Buying the Right Home - As with selling a home, buying a home looks a bit different since the pandemic. You can view properties via 3D walkthroughs, virtual open houses, and video-chat tours, all of which can prove invaluable when you’re trying to find the perfect home while self-isolating. It’s still important to have a trusted agent working by your side as you look for your new home. Your agent should be able to point you in the right direction in an online home search, and they should know what to look for when it comes to your everyday needs. If you’re an older buyer and this next home is where you want to age in place, you will need to make sure it fits your current and future needs. Seniors Matters suggests looking for a home with an age-appropriate layout, and if there are parts about the home that are not accessible, make sure that modifications can be made.

Before looking at homes, you’ll want to make sure you know how much you can spend, so include the cost of modifications in your home-buying budget. It’s typically best to get preapproved for a mortgage so you can move quickly if you find the ideal home and so sellers know you’re a serious buyer. To learn more about the different types of loans available and what you may qualify for, visit the websites of a few different mortgage lenders to find out which provider works best for you.

If you’re unsure of which neighborhood you want to reside in, consider renting a vacation home for a week or so to see if the area measures up to your needs and the activities you enjoy. This is a good practice to let you figure out if the prospective neighborhood is right for you.

Hiring Professional Movers - Although restrictions are being lifted, many moving companies are still taking strict precautions in how they work, such as limiting the number of team members on each project, wearing gloves and masks, and disinfecting their equipment. Hiring professional movers can make your entire downsizing process go much more smoothly. Your total cost will depend on several factors, such as how far you’re moving, how many belongings you’re taking, and how quickly you need your belongings delivered.

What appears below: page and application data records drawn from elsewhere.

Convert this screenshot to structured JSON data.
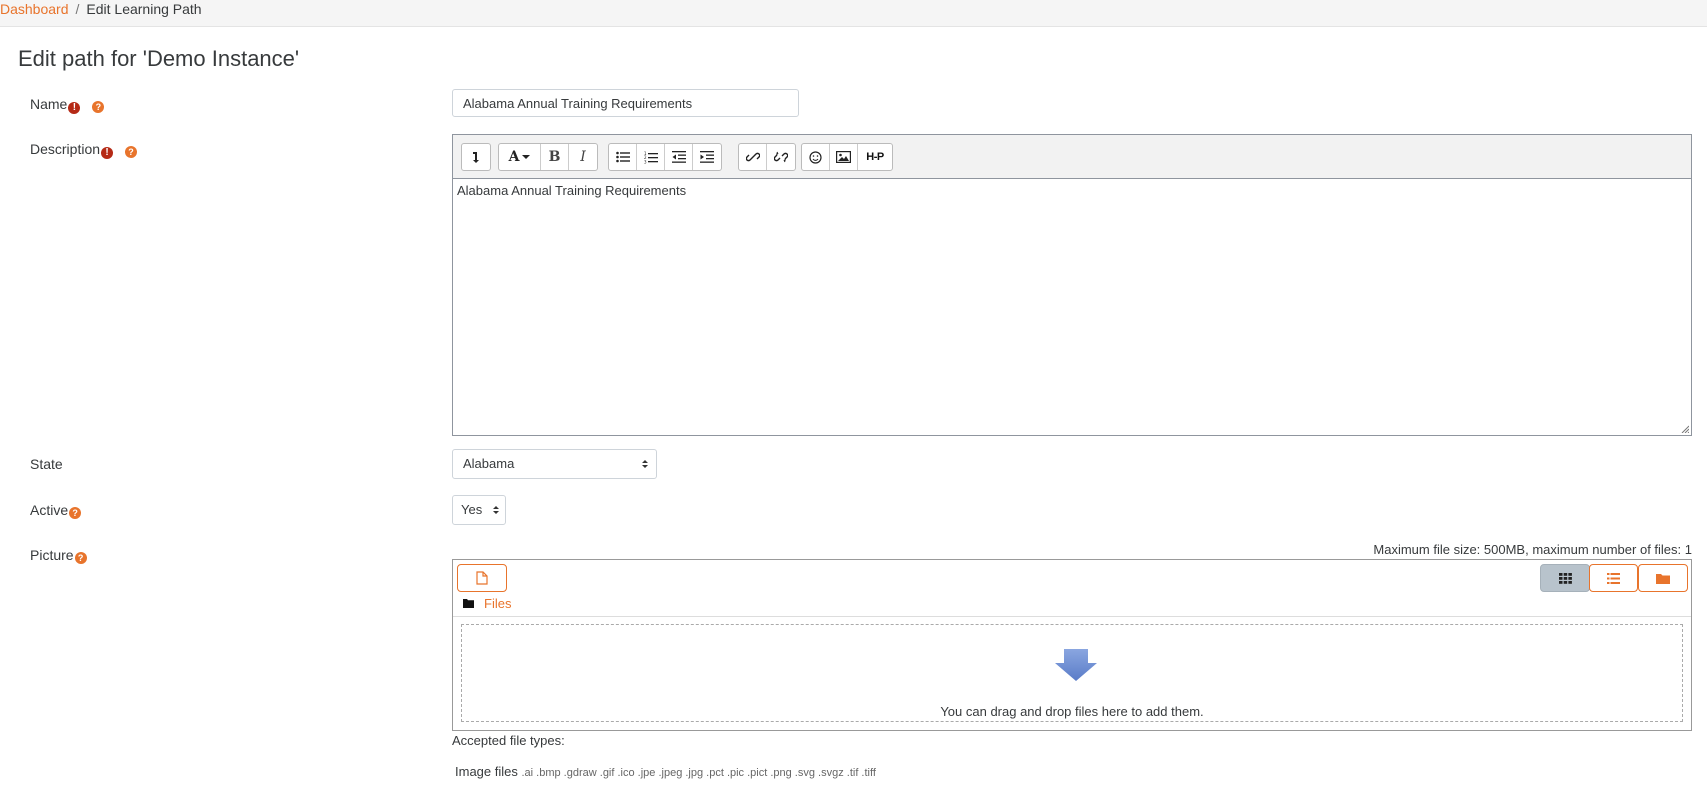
{
  "breadcrumb": {
    "dashboard": "Dashboard",
    "separator": "/",
    "current": "Edit Learning Path"
  },
  "page_title": "Edit path for 'Demo Instance'",
  "fields": {
    "name": {
      "label": "Name",
      "value": "Alabama Annual Training Requirements",
      "required": true
    },
    "description": {
      "label": "Description",
      "value": "Alabama Annual Training Requirements",
      "required": true
    },
    "state": {
      "label": "State",
      "value": "Alabama"
    },
    "active": {
      "label": "Active",
      "value": "Yes"
    },
    "picture": {
      "label": "Picture"
    }
  },
  "editor_toolbar": {
    "groups": [
      [
        "collapse-icon"
      ],
      [
        "font-color-icon",
        "bold-icon",
        "italic-icon"
      ],
      [
        "unordered-list-icon",
        "ordered-list-icon",
        "outdent-icon",
        "indent-icon"
      ],
      [
        "link-icon",
        "unlink-icon"
      ],
      [
        "emoticon-icon",
        "image-icon",
        "h5p-icon"
      ]
    ],
    "h5p_label": "H-P"
  },
  "filepicker": {
    "max_note": "Maximum file size: 500MB, maximum number of files: 1",
    "path_label": "Files",
    "drop_text": "You can drag and drop files here to add them.",
    "view_icons": [
      "grid-view-icon",
      "list-view-icon",
      "tree-view-icon"
    ],
    "active_view": "grid-view-icon"
  },
  "accepted": {
    "title": "Accepted file types:",
    "group": "Image files",
    "extensions": ".ai .bmp .gdraw .gif .ico .jpe .jpeg .jpg .pct .pic .pict .png .svg .svgz .tif .tiff"
  },
  "colors": {
    "accent": "#e8742c",
    "required": "#b52a16",
    "drop_arrow": "#6f8fd4",
    "active_view_bg": "#b8c3cc"
  }
}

At Senior Speak Life Stories, nine seniors shared their ‘senior’ stories and retirement living strategies. If you are interested in participating, contact us today!